Activity:
Filter these entries so that only lines with the word "based" remain.

(App and web page records)
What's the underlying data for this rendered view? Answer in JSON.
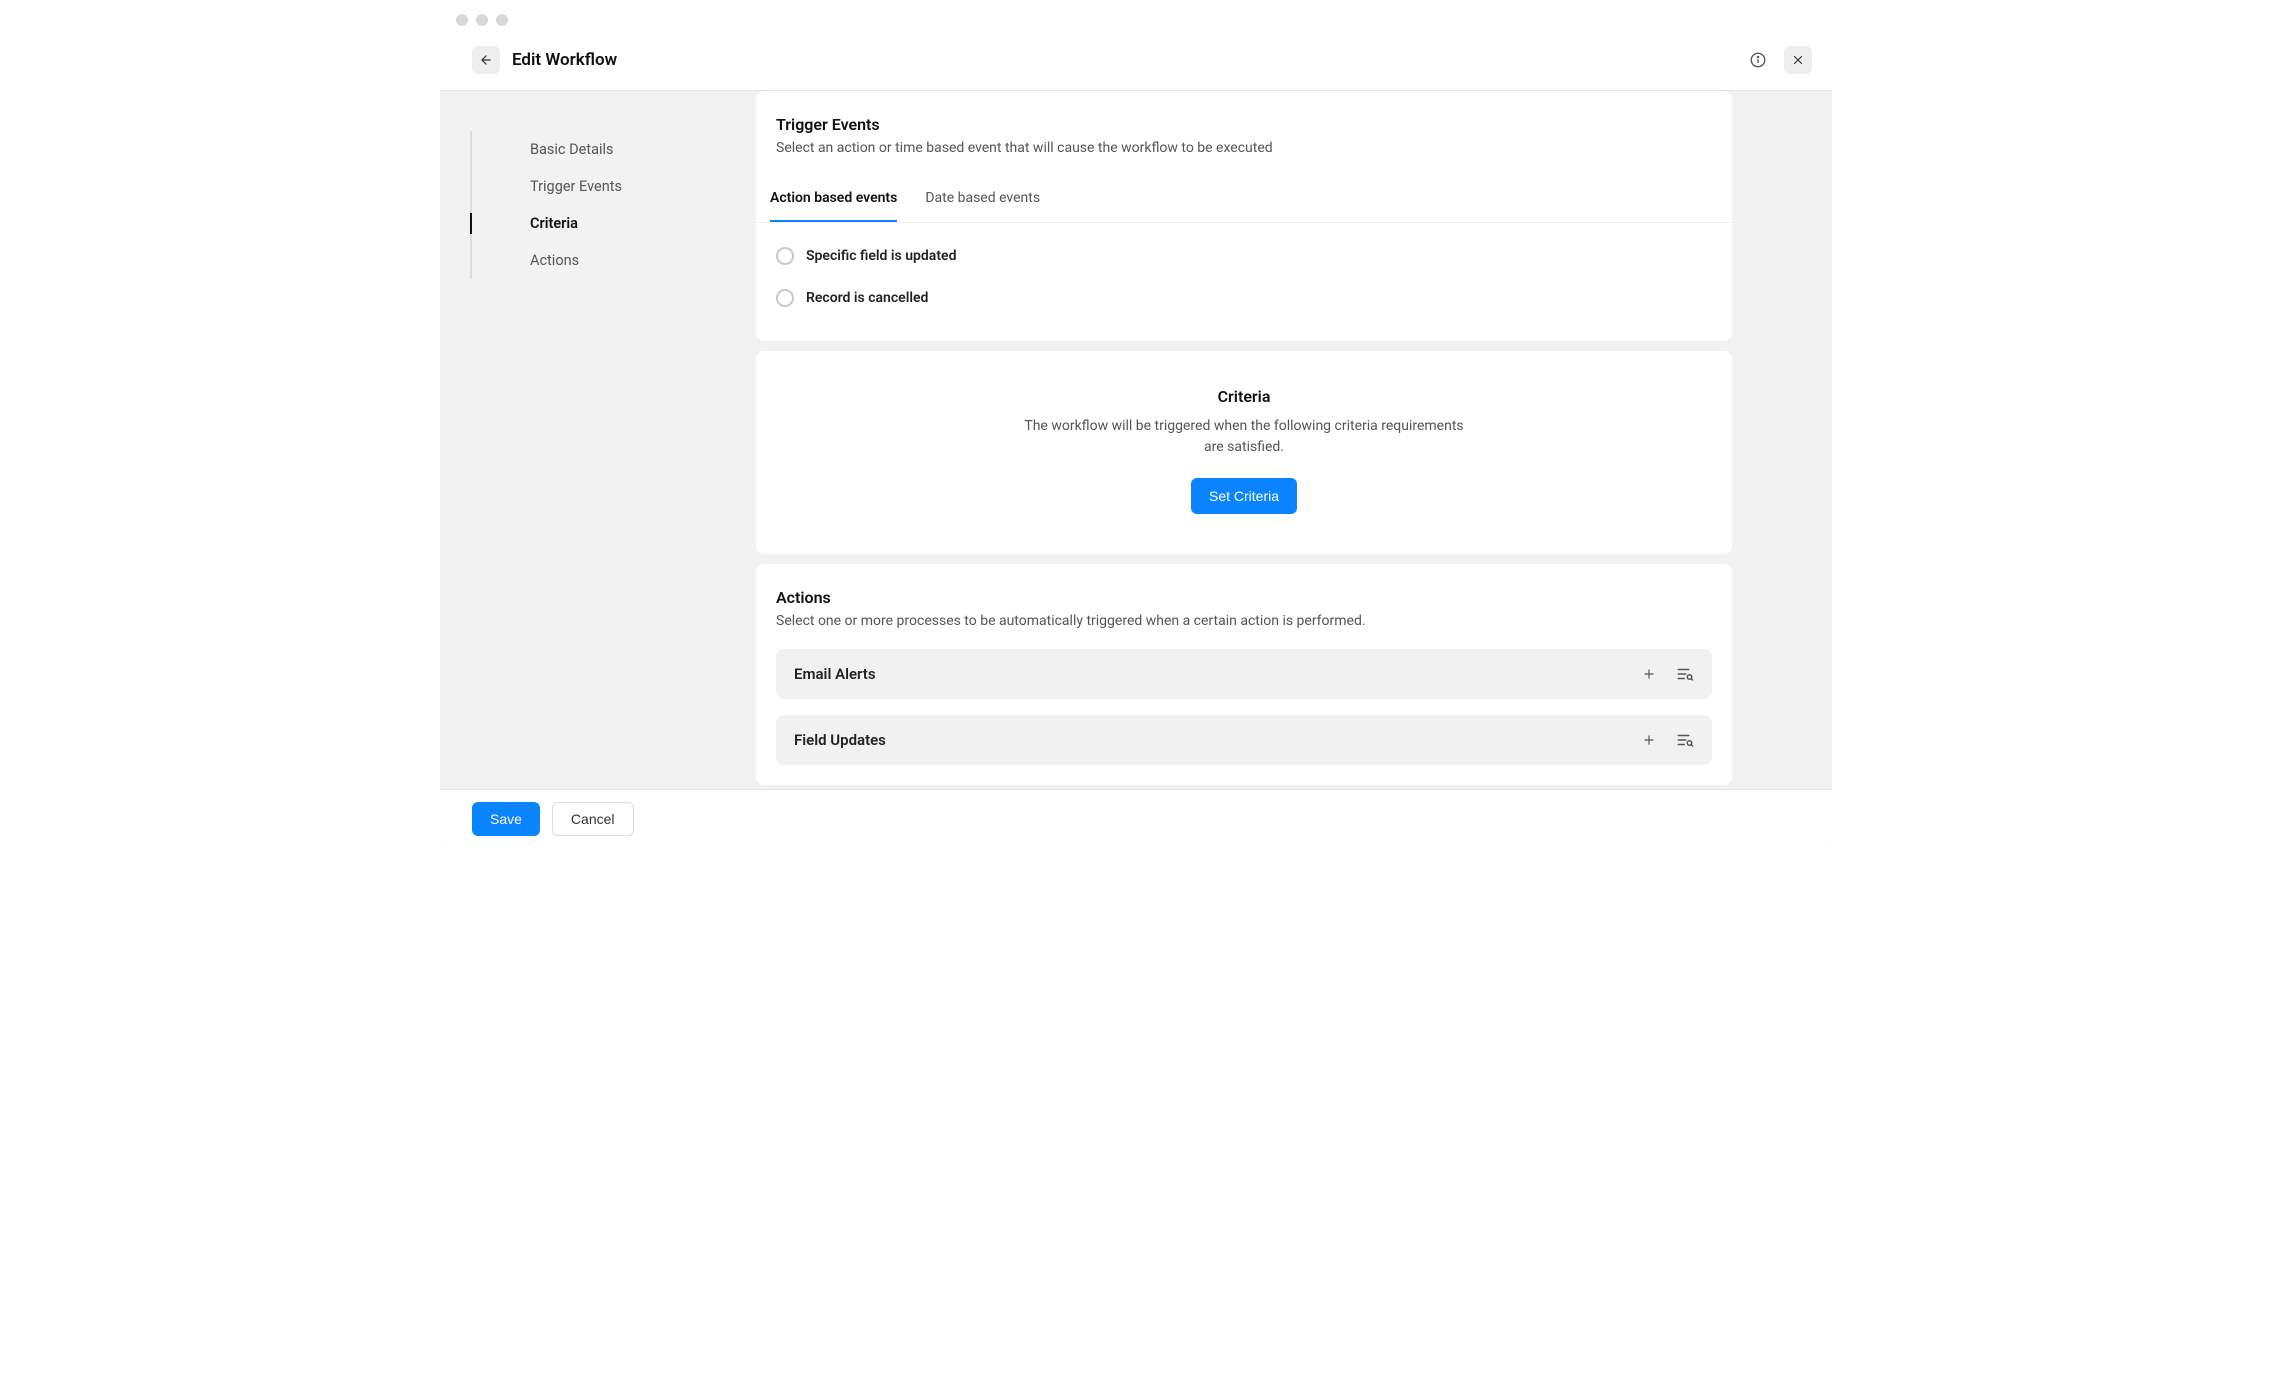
{
  "header": {
    "title": "Edit Workflow"
  },
  "sidebar": {
    "items": [
      {
        "label": "Basic Details"
      },
      {
        "label": "Trigger Events"
      },
      {
        "label": "Criteria"
      },
      {
        "label": "Actions"
      }
    ]
  },
  "trigger": {
    "title": "Trigger Events",
    "subtitle": "Select an action or time based event that will cause the workflow to be executed",
    "tabs": [
      {
        "label": "Action based events"
      },
      {
        "label": "Date based events"
      }
    ],
    "options": [
      {
        "label": "Specific field is updated"
      },
      {
        "label": "Record is cancelled"
      }
    ]
  },
  "criteria": {
    "title": "Criteria",
    "subtitle": "The workflow will be triggered when the following criteria requirements are satisfied.",
    "button": "Set Criteria"
  },
  "actions": {
    "title": "Actions",
    "subtitle": "Select one or more processes to be automatically triggered when a certain action is performed.",
    "items": [
      {
        "label": "Email Alerts"
      },
      {
        "label": "Field Updates"
      }
    ]
  },
  "footer": {
    "save": "Save",
    "cancel": "Cancel"
  }
}
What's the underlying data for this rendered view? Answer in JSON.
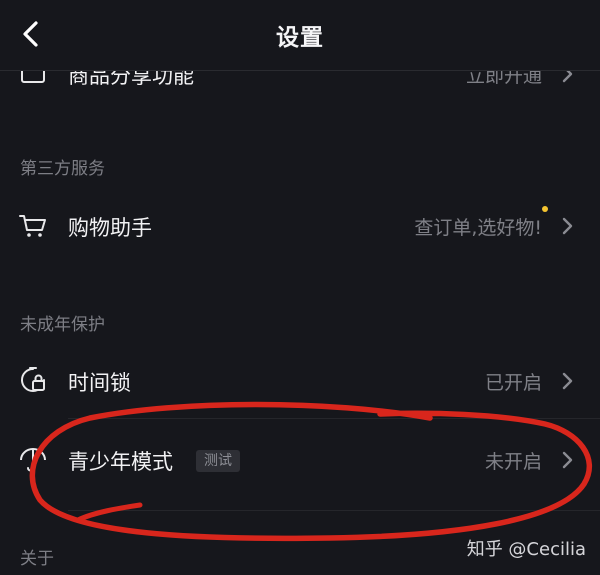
{
  "header": {
    "title": "设置"
  },
  "clipped_row": {
    "label": "商品分享功能",
    "value": "立即开通"
  },
  "sections": {
    "third_party": {
      "title": "第三方服务",
      "shopping": {
        "label": "购物助手",
        "value": "查订单,选好物!"
      }
    },
    "minor_protection": {
      "title": "未成年保护",
      "time_lock": {
        "label": "时间锁",
        "value": "已开启"
      },
      "youth_mode": {
        "label": "青少年模式",
        "badge": "测试",
        "value": "未开启"
      }
    },
    "about": {
      "title": "关于"
    }
  },
  "watermark": "知乎 @Cecilia",
  "colors": {
    "background": "#16171c",
    "annotation": "#d8261c",
    "notification_dot": "#f4c430"
  }
}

Task result:
    "subtitle": "Select an action or time based event that will cause the workflow to be executed",
        "label": "Action based events"
        "label": "Date based events"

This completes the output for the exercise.